The plaintext alphabet will consist of the 26 letters, plus spaces (represented by \textunderscore) and periods. In general, the table will consist of 4 rows. The numbers 0-9 are always written in the first row, in increasing order. We will call these the column indices. Then 8 plaintext characters are placed in the first row, leaving two black spaces. The numbers from the first row corresponding to those spaces (in our example, 3 and 8) are then written in the third and forth row of the first column, again in increasing order. These will be called the row indices. The remaining 20 characters fill out the rest of the third and fourth row.
Encryption is character by character. For each character, find the character in the table. There are two cases:
\begin{itemize}
\item If the character is in the second row (the first row of non-numbers), that character is encrypted by its column index. So, for example, ``a'' becomes ``2''.
\item If the character is in the third or fourth row, that character is encrypted by its row index followed by its column index. So ``x'' gets encrypted as ``35''.
\end{itemize}
The overall ciphertext is just the concatenation of the encryptions of each letter. So for example, ``attack.'' is encrypted to ``2\enspace 4\enspace 4\enspace 2\enspace 30 \enspace 5 \enspace 33''. The spaces between the numbers are just to show how the various letters map to numbers; in reality the actually ciphertext would be ``244230533'' with no spaces.

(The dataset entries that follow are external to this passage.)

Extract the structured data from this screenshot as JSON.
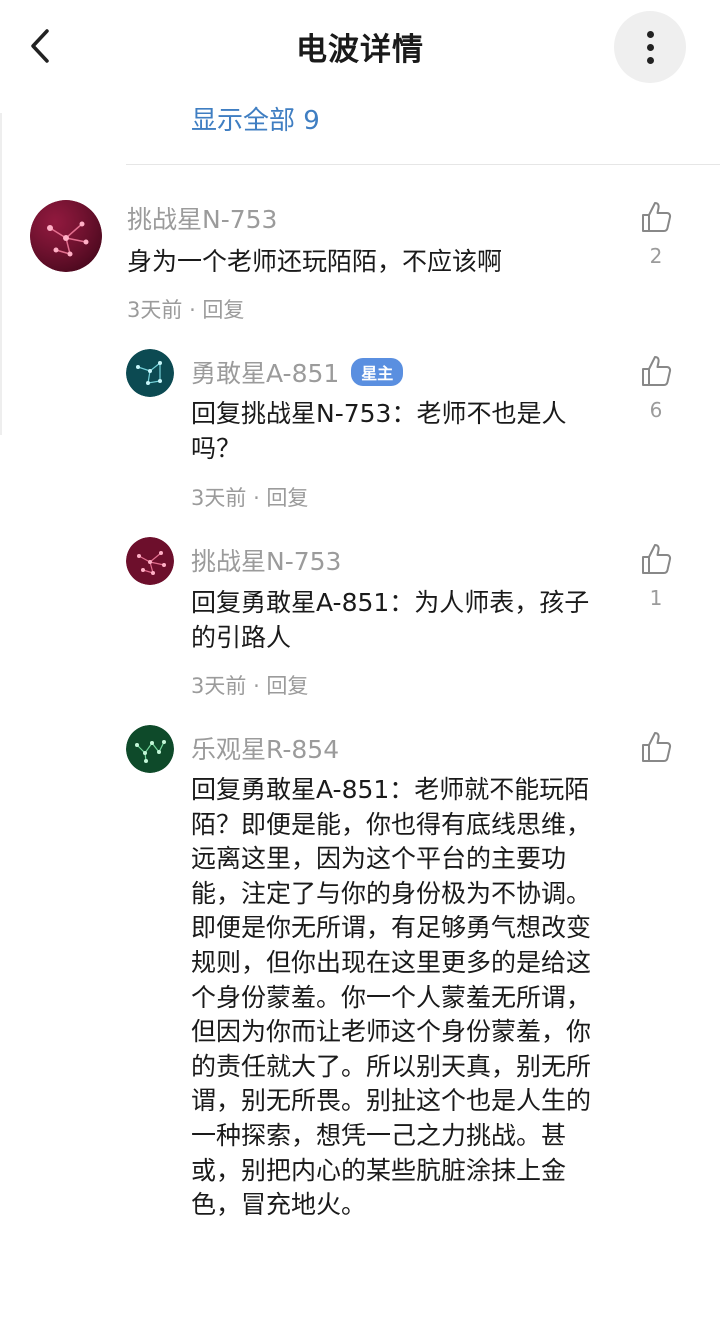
{
  "header": {
    "title": "电波详情"
  },
  "show_all": "显示全部 9",
  "comments": [
    {
      "name": "挑战星N-753",
      "text": "身为一个老师还玩陌陌，不应该啊",
      "time": "3天前",
      "reply": "回复",
      "likes": "2",
      "avatar_color": "#7a1030"
    },
    {
      "name": "勇敢星A-851",
      "badge": "星主",
      "text": "回复挑战星N-753：老师不也是人吗？",
      "time": "3天前",
      "reply": "回复",
      "likes": "6",
      "avatar_color": "#0d4d55"
    },
    {
      "name": "挑战星N-753",
      "text": "回复勇敢星A-851：为人师表，孩子的引路人",
      "time": "3天前",
      "reply": "回复",
      "likes": "1",
      "avatar_color": "#7a1030"
    },
    {
      "name": "乐观星R-854",
      "text": "回复勇敢星A-851：老师就不能玩陌陌？即便是能，你也得有底线思维，远离这里，因为这个平台的主要功能，注定了与你的身份极为不协调。即便是你无所谓，有足够勇气想改变规则，但你出现在这里更多的是给这个身份蒙羞。你一个人蒙羞无所谓，但因为你而让老师这个身份蒙羞，你的责任就大了。所以别天真，别无所谓，别无所畏。别扯这个也是人生的一种探索，想凭一己之力挑战。甚或，别把内心的某些肮脏涂抹上金色，冒充地火。",
      "avatar_color": "#0f4a2a"
    }
  ]
}
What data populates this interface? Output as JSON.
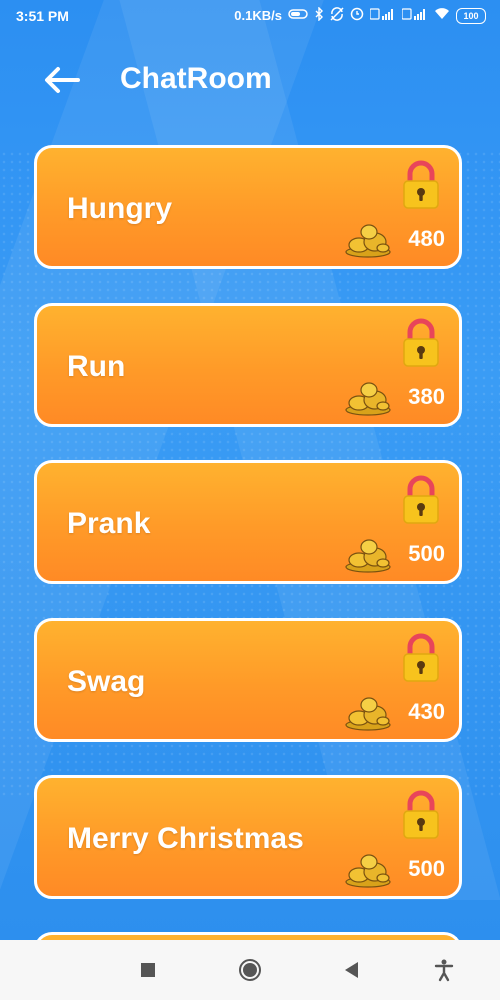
{
  "status_bar": {
    "time": "3:51 PM",
    "network_speed": "0.1KB/s",
    "battery": "100",
    "icons": [
      "alarm-icon",
      "bluetooth-icon",
      "sync-icon",
      "clock-icon",
      "signal-icon",
      "wifi-icon",
      "battery-icon"
    ]
  },
  "header": {
    "title": "ChatRoom",
    "back_icon": "back-arrow-icon"
  },
  "rooms": [
    {
      "name": "Hungry",
      "price": "480",
      "locked": true
    },
    {
      "name": "Run",
      "price": "380",
      "locked": true
    },
    {
      "name": "Prank",
      "price": "500",
      "locked": true
    },
    {
      "name": "Swag",
      "price": "430",
      "locked": true
    },
    {
      "name": "Merry Christmas",
      "price": "500",
      "locked": true
    }
  ],
  "colors": {
    "background": "#2f8ff0",
    "card": "#ff9a28",
    "lock_body": "#f7c31d",
    "lock_shackle": "#e8455a"
  },
  "nav_bar": {
    "icons": [
      "recents-square-icon",
      "home-circle-icon",
      "back-triangle-icon",
      "accessibility-icon"
    ]
  }
}
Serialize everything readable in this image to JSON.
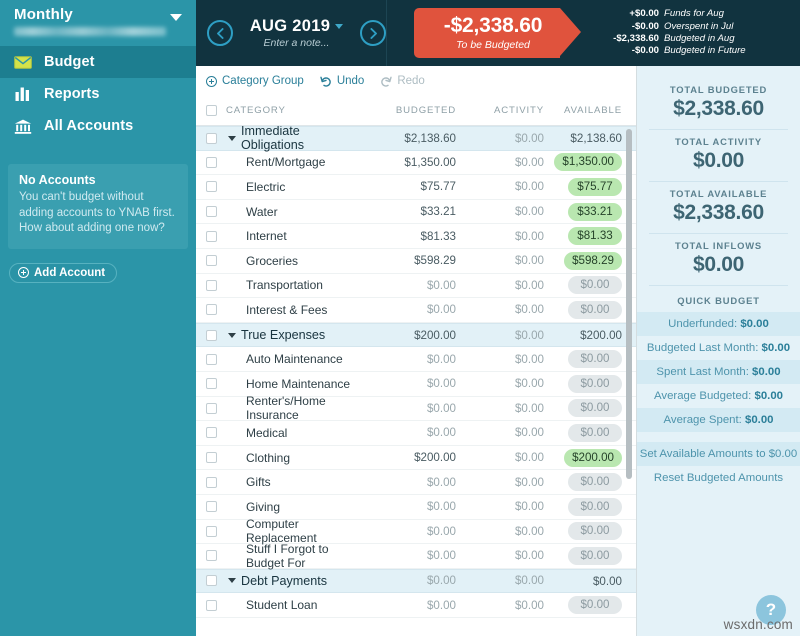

\begin{itemize}
\item[(a)] Explain how to decrypt. Explain for general keys, not just the key given above.
\item[(b)] What is the size of the key space?
\item[(c)] Suppose that we changed how we encrypt characters in the third and fourth row to be column index followed by row index. So for example now ``x'' becomes ``53''. Demonstrate that decryption would then be impossible: there will be two plaintexts that map to the same ciphertext. You may use the concrete example above to generate your ciphertexts.
\item[(d)] A friend suggests putting characters such as ``a'', ``e'', ``i'', ``o'', ``r'', ``t'' and maybe ``\textunderscore'' in the second row. What non-security reasons might your friend have for this suggestion? What are some security trade-offs, compared to a random placement of characters.
\end{itemize}
\end{document}